“The fact that builder confidence has returned to levels not seen since 2005 shows that housing continues to improve at a steady pace,” said Tom Woods NAHB chairman and a home builder from Blue Springs, Missouri. “As we head into the second half of 2015, we should expect a continued recovery of the housing market.”
The index determines builder perceptions of current single-family home sales and sales expectations for the next six months as “good,” “fair,” or “poor.” The survey also asks builders to rate traffic of prospective buyers as “high to very high,” “average,” or “low to very low.” Scores for each component are then used to calculate a seasonally adjusted index where any number over 50 indicates that more builders view conditions as good than poor.
According to the NAHB, two of the three HMI components posted gains in July.
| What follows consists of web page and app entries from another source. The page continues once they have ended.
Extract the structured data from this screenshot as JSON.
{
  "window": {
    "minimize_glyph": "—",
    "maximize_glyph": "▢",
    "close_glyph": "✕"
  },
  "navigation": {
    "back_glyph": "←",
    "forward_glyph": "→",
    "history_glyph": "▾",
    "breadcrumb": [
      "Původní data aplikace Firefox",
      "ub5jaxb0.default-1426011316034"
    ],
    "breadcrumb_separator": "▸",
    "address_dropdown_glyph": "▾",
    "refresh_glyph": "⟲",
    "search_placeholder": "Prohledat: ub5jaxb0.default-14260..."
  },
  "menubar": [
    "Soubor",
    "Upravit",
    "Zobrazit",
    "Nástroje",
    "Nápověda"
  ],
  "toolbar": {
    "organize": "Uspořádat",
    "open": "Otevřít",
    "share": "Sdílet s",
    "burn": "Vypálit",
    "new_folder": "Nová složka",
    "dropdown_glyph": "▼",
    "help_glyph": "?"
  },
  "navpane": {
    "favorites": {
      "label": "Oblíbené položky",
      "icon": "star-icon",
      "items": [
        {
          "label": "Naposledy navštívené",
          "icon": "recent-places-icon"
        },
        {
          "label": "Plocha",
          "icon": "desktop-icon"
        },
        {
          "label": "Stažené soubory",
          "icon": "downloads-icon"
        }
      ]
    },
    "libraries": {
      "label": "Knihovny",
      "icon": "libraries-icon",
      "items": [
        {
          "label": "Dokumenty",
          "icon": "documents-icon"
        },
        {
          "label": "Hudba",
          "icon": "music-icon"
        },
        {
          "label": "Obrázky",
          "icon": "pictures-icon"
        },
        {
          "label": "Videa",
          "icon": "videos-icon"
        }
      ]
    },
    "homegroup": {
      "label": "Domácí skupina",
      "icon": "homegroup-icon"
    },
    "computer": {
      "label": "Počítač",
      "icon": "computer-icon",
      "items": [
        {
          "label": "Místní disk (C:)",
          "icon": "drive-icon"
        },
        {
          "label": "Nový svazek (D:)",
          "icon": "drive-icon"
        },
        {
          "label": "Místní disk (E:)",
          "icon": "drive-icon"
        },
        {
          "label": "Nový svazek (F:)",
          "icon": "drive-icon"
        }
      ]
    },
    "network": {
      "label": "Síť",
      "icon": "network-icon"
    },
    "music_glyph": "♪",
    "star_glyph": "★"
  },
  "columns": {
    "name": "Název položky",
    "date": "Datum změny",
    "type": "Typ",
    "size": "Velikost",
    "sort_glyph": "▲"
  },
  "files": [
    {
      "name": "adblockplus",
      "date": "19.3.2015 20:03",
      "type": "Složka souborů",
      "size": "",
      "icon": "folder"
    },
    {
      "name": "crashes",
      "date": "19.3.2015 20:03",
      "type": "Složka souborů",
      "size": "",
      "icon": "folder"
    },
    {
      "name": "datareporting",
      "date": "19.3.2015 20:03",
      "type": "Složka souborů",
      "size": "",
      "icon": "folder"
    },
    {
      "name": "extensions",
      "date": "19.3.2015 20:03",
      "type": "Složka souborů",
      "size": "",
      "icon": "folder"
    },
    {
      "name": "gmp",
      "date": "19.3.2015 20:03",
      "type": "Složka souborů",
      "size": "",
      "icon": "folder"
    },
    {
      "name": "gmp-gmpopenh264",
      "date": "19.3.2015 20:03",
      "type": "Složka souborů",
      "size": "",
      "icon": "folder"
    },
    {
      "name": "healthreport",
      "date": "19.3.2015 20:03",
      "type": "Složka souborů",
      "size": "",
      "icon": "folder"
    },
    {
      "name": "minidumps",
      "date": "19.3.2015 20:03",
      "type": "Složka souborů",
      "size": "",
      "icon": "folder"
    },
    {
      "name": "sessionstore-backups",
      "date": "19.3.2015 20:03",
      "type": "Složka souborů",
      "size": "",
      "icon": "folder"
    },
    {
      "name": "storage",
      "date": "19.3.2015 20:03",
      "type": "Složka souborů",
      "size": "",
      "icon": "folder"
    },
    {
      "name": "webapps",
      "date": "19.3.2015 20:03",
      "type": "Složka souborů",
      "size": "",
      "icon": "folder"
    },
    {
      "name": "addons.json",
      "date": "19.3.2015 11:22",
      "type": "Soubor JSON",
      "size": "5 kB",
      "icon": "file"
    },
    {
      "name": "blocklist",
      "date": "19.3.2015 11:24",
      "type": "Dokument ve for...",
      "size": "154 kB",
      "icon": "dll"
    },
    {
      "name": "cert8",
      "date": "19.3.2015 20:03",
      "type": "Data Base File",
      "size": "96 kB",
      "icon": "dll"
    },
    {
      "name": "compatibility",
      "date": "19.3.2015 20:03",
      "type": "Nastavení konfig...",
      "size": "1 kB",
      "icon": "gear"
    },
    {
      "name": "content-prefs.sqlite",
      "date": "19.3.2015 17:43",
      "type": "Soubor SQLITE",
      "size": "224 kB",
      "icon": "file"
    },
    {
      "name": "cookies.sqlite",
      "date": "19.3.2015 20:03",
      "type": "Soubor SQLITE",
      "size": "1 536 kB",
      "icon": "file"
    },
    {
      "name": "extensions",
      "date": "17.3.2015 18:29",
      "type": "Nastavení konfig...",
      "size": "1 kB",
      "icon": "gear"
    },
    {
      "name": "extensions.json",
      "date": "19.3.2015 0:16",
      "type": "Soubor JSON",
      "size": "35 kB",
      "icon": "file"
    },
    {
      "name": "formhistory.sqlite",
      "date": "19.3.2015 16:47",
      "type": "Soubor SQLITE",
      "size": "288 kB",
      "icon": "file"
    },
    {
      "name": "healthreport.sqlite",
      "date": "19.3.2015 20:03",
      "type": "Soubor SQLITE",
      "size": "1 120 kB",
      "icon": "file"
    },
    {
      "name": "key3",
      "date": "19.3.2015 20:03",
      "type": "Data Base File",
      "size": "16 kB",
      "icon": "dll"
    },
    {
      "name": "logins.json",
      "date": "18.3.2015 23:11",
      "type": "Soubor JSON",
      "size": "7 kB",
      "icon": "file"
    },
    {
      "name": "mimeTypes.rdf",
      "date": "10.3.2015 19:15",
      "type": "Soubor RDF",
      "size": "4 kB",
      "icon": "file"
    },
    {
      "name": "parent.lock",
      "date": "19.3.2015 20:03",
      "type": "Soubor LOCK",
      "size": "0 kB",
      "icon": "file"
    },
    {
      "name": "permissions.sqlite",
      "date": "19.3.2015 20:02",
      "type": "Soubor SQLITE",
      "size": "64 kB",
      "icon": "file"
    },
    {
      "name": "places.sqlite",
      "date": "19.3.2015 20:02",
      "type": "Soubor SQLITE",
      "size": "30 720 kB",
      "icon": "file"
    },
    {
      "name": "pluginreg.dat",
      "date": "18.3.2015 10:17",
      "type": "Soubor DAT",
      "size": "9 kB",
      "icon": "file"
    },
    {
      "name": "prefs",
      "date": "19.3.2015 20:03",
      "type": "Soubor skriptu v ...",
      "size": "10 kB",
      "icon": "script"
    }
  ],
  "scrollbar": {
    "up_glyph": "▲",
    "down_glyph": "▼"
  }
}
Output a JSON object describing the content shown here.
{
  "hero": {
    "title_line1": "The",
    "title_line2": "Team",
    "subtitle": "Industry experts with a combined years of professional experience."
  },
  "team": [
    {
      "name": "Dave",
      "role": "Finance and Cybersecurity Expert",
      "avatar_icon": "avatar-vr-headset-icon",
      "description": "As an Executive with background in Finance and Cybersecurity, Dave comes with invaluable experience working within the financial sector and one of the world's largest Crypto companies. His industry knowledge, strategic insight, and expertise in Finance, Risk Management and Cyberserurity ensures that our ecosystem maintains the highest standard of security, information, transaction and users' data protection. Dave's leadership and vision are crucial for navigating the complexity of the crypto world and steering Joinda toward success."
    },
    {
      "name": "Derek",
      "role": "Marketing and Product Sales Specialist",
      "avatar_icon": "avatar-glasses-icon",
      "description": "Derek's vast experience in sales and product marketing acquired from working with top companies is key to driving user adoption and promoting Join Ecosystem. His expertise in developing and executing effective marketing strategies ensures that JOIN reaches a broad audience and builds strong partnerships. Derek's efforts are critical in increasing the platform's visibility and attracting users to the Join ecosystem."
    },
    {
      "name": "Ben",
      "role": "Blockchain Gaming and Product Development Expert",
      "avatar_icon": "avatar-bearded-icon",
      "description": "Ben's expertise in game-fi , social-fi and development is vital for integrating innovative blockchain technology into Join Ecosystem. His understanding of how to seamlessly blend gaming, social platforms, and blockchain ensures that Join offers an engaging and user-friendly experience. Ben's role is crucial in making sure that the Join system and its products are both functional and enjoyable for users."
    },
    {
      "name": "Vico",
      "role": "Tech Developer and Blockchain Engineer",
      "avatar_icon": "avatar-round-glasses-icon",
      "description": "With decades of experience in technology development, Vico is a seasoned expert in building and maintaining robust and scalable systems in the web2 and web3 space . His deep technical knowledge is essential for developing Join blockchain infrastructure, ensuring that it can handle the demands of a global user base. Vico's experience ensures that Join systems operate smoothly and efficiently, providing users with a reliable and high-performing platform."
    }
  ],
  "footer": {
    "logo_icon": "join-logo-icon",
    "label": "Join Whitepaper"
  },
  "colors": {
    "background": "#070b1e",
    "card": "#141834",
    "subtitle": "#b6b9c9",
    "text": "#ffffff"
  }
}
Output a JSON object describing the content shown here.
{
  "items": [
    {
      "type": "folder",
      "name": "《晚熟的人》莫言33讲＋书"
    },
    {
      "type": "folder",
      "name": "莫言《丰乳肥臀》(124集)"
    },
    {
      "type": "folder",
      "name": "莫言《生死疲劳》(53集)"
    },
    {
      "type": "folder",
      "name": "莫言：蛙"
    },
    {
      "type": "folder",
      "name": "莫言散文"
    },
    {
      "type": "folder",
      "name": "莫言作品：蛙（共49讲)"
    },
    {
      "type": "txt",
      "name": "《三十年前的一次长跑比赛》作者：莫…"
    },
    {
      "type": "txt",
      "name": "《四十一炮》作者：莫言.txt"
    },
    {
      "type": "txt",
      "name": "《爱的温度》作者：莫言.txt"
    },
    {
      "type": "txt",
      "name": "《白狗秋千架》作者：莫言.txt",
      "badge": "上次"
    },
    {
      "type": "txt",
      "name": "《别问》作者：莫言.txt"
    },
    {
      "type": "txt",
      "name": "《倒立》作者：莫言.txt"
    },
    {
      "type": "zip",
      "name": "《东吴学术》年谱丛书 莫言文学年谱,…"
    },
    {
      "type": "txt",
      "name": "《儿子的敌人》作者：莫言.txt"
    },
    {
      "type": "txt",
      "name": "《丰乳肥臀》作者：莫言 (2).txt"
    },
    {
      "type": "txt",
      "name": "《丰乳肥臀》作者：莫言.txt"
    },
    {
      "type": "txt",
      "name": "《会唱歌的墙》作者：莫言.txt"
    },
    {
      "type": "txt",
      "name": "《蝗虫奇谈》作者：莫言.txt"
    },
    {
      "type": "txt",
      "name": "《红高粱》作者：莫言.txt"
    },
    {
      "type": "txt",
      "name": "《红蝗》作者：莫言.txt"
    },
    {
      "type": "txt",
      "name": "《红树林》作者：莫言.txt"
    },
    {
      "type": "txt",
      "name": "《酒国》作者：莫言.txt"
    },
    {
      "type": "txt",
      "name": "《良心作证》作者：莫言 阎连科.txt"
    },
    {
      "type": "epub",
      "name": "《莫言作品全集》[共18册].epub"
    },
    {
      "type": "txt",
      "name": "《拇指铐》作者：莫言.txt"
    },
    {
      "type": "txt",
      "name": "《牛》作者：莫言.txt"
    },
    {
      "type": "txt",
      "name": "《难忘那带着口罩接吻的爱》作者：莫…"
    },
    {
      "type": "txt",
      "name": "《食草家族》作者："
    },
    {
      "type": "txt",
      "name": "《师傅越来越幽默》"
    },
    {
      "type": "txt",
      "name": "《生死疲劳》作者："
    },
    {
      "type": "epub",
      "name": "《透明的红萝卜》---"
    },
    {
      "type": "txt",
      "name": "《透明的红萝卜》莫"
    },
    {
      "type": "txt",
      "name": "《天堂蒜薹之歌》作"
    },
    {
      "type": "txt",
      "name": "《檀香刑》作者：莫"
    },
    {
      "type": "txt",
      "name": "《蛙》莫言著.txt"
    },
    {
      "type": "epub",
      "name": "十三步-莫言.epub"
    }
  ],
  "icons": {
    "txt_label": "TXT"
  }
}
The index that determines current sales conditions rose one point to 66 and the index charting sales expectations in the next six months increased two points to 71. Meanwhile, the component measuring buyer traffic dropped a single point to 43. The West and Northeast each rose three points to 60 and 47, respectively when looking at the three-month moving averages for regional HMI scores. The South and Midwest posted one-point gains to 61 and 55, respectively.
"Builders report more serious buyers are visiting models and discussing prices and features," said David Crowe, NAHB's chief economist. "While buyers are taking more time to decide to buy, more of them are finally making those decisions. However, builders remain concerned about their access to lots and labor. Ready-to-build lot supply continues to be the biggest concern among builders as the cheaper lot supply left from the bust is about exhausted, the pipeline of new developments was interrupted by very limited access to capital from regional and community banks and competition for the available lots has intensified.”